    IDM evaluates an entire object and compares it to an existing document’s source document to determine the similarity between them. For instance, suppose an employee tries to email a picture of a sensitive company document. In that case, IDM can analyze and compare the content of the image against the source document to determine if they are the same. Inexact Data Matching can also be used to identify content that is related to a sensitive document, but not an exact duplicate, such as an edited version of the document or a new document created using a portion of the original document.

    Advantages of using IDM in DLP

    Using IDM in DLP provides several benefits, including:

    • Detection of similar content that might be related to an original document but not an exact copy
    • Detection of sensitive data by analyzing binary content such as images, audio, and video
    • Reducing false positives by using a percentage threshold to compare documents.

    Using IDM in DLP helps organizations to identify all kinds of sensitive data and relate it to source documents. This content-aware technology can help organizations prevent data breaches, leaks, and misuse of sensitive information.

    In conclusion, DLP solutions play a critical role in safeguarding sensitive data within organizations.
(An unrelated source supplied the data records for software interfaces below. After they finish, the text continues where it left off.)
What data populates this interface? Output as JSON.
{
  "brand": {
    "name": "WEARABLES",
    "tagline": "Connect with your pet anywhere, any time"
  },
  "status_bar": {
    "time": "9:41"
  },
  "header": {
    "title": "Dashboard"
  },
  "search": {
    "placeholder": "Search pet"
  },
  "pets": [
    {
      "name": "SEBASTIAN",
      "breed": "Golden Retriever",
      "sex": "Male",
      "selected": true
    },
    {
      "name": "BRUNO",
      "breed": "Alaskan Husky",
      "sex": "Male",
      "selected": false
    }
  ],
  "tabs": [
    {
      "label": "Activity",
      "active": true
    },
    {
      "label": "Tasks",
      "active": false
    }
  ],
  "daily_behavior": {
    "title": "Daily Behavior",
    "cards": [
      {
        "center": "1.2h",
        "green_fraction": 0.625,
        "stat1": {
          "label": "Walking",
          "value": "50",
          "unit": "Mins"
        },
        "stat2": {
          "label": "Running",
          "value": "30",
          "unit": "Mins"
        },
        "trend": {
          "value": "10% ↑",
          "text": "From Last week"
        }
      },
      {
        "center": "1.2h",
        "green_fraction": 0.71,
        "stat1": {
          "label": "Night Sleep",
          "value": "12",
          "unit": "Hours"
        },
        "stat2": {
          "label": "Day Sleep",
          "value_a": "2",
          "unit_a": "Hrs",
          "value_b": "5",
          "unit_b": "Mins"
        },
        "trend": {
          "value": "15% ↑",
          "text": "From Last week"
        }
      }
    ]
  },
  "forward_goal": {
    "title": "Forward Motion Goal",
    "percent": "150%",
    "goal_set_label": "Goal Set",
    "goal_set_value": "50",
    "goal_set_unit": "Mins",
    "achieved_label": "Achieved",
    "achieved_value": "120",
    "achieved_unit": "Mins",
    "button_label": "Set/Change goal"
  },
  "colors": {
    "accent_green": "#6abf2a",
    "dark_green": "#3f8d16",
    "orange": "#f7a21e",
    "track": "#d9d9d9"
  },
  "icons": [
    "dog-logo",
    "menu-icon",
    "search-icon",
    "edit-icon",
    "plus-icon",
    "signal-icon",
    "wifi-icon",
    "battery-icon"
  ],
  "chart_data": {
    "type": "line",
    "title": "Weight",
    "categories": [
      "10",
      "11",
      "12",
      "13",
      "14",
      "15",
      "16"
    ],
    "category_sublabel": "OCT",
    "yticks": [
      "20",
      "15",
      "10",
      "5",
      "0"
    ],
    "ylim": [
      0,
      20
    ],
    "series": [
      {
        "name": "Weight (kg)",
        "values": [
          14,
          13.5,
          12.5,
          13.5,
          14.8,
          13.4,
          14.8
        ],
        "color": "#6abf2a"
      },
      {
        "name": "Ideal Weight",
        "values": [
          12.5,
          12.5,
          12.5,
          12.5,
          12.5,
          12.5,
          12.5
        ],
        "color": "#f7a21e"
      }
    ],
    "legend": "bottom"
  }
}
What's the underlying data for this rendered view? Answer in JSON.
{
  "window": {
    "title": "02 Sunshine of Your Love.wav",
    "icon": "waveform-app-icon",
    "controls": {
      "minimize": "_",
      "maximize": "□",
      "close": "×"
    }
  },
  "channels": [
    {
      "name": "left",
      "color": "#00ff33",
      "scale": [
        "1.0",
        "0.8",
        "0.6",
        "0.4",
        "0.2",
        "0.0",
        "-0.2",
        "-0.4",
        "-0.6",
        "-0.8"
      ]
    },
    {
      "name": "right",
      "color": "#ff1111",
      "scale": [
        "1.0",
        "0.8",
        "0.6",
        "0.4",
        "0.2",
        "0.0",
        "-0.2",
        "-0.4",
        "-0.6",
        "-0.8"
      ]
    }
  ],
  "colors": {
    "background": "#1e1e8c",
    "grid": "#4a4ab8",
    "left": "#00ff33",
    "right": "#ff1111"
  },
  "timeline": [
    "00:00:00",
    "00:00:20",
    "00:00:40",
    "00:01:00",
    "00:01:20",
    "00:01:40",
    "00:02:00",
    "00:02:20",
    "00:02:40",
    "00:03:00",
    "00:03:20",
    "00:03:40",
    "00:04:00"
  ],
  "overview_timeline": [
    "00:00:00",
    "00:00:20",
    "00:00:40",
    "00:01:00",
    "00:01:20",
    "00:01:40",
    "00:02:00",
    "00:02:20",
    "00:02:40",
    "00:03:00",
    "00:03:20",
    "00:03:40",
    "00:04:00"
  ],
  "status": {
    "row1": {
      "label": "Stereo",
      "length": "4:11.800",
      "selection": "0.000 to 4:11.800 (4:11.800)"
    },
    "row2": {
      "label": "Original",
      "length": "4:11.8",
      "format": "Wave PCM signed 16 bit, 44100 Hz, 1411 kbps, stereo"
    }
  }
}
EDM and IDM are essential content-aware technologies used in DLP to ensure the confidentiality, integrity, and availability of sensitive data. EDM is used to identify individual “cell” values within an object, while IDM evaluates the entire content of an object and compares it to a source document with a certain percentage threshold. Using both technologies in DLP provides organizations with a comprehensive solution to address the risk of sensitive data exposure, misuse, and duplication.